The New Republic launches a four-front offensive against weblogs in general, and Markos Moulitsas i particular:
The New Republic's Lee Siegel:
Lee Siegel on Culture: It's a bizarre phenomenon, the blogosphere. It radiates democracy's dream of full participation but practices democracy's nightmare of populist crudity, character-assassination.... It puts some people, like me, in the equally bizarre position of wanting desperately for Joe Lieberman to lose the Democratic primary to Ned Lamont so that true liberal values might, maybe, possibly prevail, yet at the same time wanting Lamont, the hero of the blogosphere, to lose so that the fascistic forces ranged against Lieberman might be defeated...
The New Republic's Jason Zengerle:
The Plank: Are Jerome Armstrong and Markos Moulitsas (of the famous Daily Kos) engaged in a pay-for-play scheme in which politicians who hire Armstrong as a consultant get the support of Kos?... Why the strange silence in the face of such damning allegations? Well, I think we now know the answer. It's a deliberate strategy orchestrated by Kos.... [W]what was Kos's message to this group that secretly plots strategy in the digital equivalent of a smoke-filled backroom?... So far, Kos's friends in the fiercely independent liberal blogosphere seem to have displayed a sheep-like obedience to his dictat.... [W]hy did so many... follow Kos's orders to stay silent?... Kosola allegations.... [L]et's not underestimate their financial allegiances.... Kos runs... Advertising Liberally... gets to decide which blogs belong--and don't belong--to Advertising Liberally, which means a lot of these blogs' financial health hinges upon staying in Kos's good graces.

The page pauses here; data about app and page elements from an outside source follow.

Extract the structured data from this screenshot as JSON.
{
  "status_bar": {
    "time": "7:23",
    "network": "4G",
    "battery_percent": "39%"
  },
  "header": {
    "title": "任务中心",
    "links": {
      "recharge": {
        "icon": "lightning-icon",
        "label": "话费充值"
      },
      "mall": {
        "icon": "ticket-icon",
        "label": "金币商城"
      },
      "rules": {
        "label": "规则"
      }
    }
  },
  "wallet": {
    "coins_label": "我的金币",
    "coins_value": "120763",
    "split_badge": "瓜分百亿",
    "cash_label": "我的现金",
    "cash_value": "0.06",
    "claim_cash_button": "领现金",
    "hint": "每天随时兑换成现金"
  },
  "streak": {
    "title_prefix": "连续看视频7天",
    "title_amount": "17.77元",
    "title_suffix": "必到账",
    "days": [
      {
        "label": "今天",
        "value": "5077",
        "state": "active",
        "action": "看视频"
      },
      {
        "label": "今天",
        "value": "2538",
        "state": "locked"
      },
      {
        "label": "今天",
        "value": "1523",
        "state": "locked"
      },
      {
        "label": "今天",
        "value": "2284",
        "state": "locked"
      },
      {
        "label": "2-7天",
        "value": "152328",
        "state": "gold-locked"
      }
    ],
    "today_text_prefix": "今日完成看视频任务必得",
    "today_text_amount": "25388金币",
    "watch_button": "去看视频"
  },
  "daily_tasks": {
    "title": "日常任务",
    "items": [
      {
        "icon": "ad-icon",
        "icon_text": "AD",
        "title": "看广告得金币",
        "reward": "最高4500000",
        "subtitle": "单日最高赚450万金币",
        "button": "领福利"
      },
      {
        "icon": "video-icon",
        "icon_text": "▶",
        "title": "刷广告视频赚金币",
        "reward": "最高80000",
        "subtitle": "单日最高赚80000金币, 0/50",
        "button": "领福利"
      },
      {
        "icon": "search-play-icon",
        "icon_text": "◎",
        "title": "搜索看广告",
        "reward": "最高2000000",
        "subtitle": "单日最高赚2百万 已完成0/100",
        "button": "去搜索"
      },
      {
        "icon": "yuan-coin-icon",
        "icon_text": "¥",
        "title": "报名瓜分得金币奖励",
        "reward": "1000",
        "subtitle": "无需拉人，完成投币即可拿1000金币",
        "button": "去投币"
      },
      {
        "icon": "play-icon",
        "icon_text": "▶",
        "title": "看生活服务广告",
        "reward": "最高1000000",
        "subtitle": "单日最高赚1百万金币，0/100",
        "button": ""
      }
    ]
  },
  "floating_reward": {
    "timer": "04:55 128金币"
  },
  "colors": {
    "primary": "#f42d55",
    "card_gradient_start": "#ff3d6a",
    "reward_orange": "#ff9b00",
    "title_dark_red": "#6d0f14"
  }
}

Is it any wonder they're so obedient?...
The New Republic's Jon Chait:
Daily Kos excommunicates TNR--again: Markos Moulitsas Zuniga says nice things about Mark Warner, which means he's really just a pragmatist (or easily co-opted, but the effect is the same). All this is mostly true. What this interpretation misses, however, is that the radicalism of the lefty bloggers lies not so much in their ideological platform but in their ideological style. They think like sectarians.... More than two years ago, Kos launched what he called his "anti-TNR campaign," in which he declared us to be enemies of the people. Wait, sorry, wrong jargon...
The New Republic's Martin Peretz:
Forgive me. But I never read Daily Kos until today. Well, now that I've read it, the first thought that came to me is how illiterate Kos is, just plain illiterate. There has been other not-with-a-pick-axe-but-with-a-bludgeon left-wing journalism in the English speaking world, the American PM, for example, or the British Tribune. If you look them up (they must be some place on the Web), you'll see how elegant surgical argument can be. OK, that's not what the Daily Kos is. Daily Kos is actually a rant, Kos's own rant and then his comrades. And his rant against us, well, borders on a nut case's. When a high-minded or, rather, high-strung moralist is accused by The New York Times of journalistic hanky-panky and then by TNR of running an ideological censorship bureau, reminiscent of the old Catholic Legion of Decency, he will go off the rails. And he did.
Matthew Yglesias looks on with bemusement, and gives this round of the cage match to Markos:
TAPPED: The really great thing about the Daily Kos versus New Republic war is that the more each side opens their mouths, the worse you think of them. Markos's initial impulse to stay silent in the face of Chris Suellentrop's allegations seemed sound. Suellentrop didn't really have the goods. Let some time pass and the goods would either surface or not and there was nothing worth saying about it. But then Jason Zengerle started spinning a rather implausible conspiracy theory. Folks were rising to Kos' defense, but then Kos chose to ruin everything by penning a laughably self-regarding response (as I've been muttering around the office, the only real scandal in Kosland is that Markos is a bit of an egomaniac, but I assume you'd have to be in order to succeed in creating a massive online community) in which the key metric for judging TNR's degree of progressivism isn't their warmongering, but... their opinion of Markos.
As of late afternoon yesterday, I was ready to declare TNR the winner on points for having been less embarrassingly ridiculous about this, but then this morning I saw Lee Siegel's contribution to the debate explaining that not only Markos but "the blogosphere" generally is -- wait for it, emphasis will be added -- "hard fascism with a Microsoft face." Because, of course, Mussolini was well known for posting strident critiques of his political foes on the internet. Or maybe that was Hitler? Franco? Who knows. And what's soft fascism anyway?